Tranquility makes possible the arising of happiness, the sixth step in the LDO. This happiness is a broad sense of well-being which is calmer and more satisfying than joy.
This well-being is important for the development of concentration, the seventh step. This is because concentration depends on lessening agitation while the mind becomes unified in its ability to stay focused. As tranquility reduces agitation, happiness supports the unification.
The eighth step is the ‘knowledge-and-vision-of-things-as-they-are.’ This involves profound and direct insight into the transient and impersonal aspect of our experiences and how unsatisfactory it is to cling to any of it. It can also involve a clear realization of the Four Noble Truths. Sometimes at this stage there can be a complete, but temporary release of all grasping. This experience is quite important because it shows that liberation is possible and worthwhile. Perhaps it is like climbing a hill- top where, standing above the jungle, one can see the end of the jungle in the distance. Though one must descend again into the jungle, one is now certain about the direction to be taken. Experiencing a thorough, but temporary, release from clinging strengthens confidence, which in turn helps develop the succeeding steps of Liberative Dependent Origination.

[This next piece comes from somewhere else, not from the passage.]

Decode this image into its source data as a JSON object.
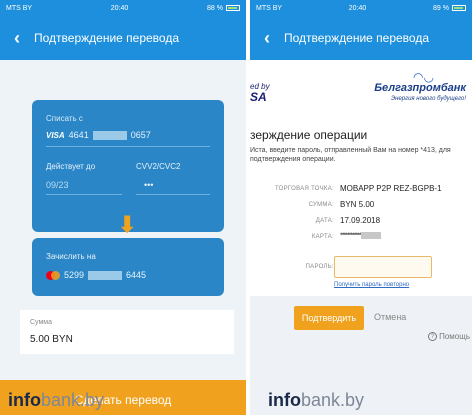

Dependent on having seen things-as-they-are, there follows a grow- ing disillusionment with the idea that there is anything worth clinging to. This in turn encourages a gradual weakening of the tendency to cling. In the sequence of LDO this disillusionment is called ‘disenchantment’ and the weakening of clinging is called ‘dispassion.’ These two are the ninth and tenth steps in LDO. As the thinning of the trees indicates one is coming to the edge of the jungle, so with the weakening of clinging a practitioner can have a clear sense that freedom is near by.
When grasping has weakened enough, a time comes when it is fully dropped. This eleventh step in the twelve-fold sequence is what the Buddha called Liberation. Since suffering depends on clinging, with the cessation of clinging, one is liberated from both clinging and suffering.
The final step in LDO is to understand what forms of clinging have come to an end with the experience of liberation. For the Buddha, liberation is not enough. It is important to understand what has changed when one is liberated. In part, this is a safeguard against believing one is enlightened when one isn’t. The final step in the awakening process is not described as any particular state—and certainly not as some form of annihilation or void. Rather the sequence ends with knowledge. One knows through personal experience the path that led to this freedom. A person who walks a path without understanding this may not be able to teach it to others.
The twelve-fold steps of LDO are not so much a step-by-step approach to Buddhist practice as they are a description of how the fruits of the practice lead naturally all the way to liberation. It is a reminder that the path to liberation is a gradual progression that unfolds if one can use the recognition of suffering as an inspiration to develop confidence and skill in Dharma practice. Even more important, it teaches that liberation is not a mysterious process dependent on forces outside of our own heart and mind. The Buddhist path clearly depends on our own efforts to cultivate personal qualities that enable deep insight and release. While the right conditions have to be in place for liberation to occur, when one cultivates those conditions, a time comes when self-effort can fall away and the Dharma can flower in our hearts and minds.
— Gil Fronsdal
Suffering → Confidence → Delight → Joy → Tranquility → Happiness → Concentration → Seeing things as they are → Disenchantment → Dispassion → Liberation → Knowledge